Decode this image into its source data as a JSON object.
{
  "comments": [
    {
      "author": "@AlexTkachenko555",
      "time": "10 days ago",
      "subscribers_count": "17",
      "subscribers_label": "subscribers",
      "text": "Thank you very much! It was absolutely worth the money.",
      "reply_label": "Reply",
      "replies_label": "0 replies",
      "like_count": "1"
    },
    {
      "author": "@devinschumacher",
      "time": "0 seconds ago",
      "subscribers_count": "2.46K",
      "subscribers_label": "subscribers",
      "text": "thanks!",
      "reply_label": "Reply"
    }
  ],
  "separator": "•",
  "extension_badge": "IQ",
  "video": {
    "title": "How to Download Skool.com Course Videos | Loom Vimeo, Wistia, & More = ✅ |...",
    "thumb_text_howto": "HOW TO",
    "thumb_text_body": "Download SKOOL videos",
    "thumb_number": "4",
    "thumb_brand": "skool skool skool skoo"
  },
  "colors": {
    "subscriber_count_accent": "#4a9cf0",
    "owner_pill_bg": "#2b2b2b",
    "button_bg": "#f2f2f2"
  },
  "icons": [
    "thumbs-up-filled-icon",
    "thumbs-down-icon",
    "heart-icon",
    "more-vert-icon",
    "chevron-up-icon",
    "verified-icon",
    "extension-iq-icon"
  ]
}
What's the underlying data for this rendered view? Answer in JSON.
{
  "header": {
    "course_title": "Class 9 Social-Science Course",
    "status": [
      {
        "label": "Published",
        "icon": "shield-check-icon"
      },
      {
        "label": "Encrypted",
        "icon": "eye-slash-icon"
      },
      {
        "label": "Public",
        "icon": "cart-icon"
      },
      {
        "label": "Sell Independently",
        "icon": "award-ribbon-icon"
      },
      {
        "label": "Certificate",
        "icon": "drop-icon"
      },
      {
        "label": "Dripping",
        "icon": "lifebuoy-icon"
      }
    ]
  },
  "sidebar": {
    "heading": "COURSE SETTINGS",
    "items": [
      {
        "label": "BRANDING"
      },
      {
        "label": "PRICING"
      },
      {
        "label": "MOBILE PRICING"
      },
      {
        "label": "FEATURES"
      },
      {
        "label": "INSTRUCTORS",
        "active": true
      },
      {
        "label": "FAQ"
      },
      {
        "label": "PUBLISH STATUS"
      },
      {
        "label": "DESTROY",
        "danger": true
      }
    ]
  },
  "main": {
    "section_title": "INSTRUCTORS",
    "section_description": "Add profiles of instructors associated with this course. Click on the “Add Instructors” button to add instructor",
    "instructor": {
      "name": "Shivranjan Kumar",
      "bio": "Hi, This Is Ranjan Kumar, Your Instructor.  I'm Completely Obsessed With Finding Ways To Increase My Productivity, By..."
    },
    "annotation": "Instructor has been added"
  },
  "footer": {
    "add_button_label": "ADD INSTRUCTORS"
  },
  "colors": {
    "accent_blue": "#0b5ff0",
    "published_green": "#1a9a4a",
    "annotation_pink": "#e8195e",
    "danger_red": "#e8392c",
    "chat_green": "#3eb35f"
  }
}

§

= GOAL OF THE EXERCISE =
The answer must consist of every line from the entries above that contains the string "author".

= RESPONSE =
      "author": "@AlexTkachenko555",
      "author": "@devinschumacher",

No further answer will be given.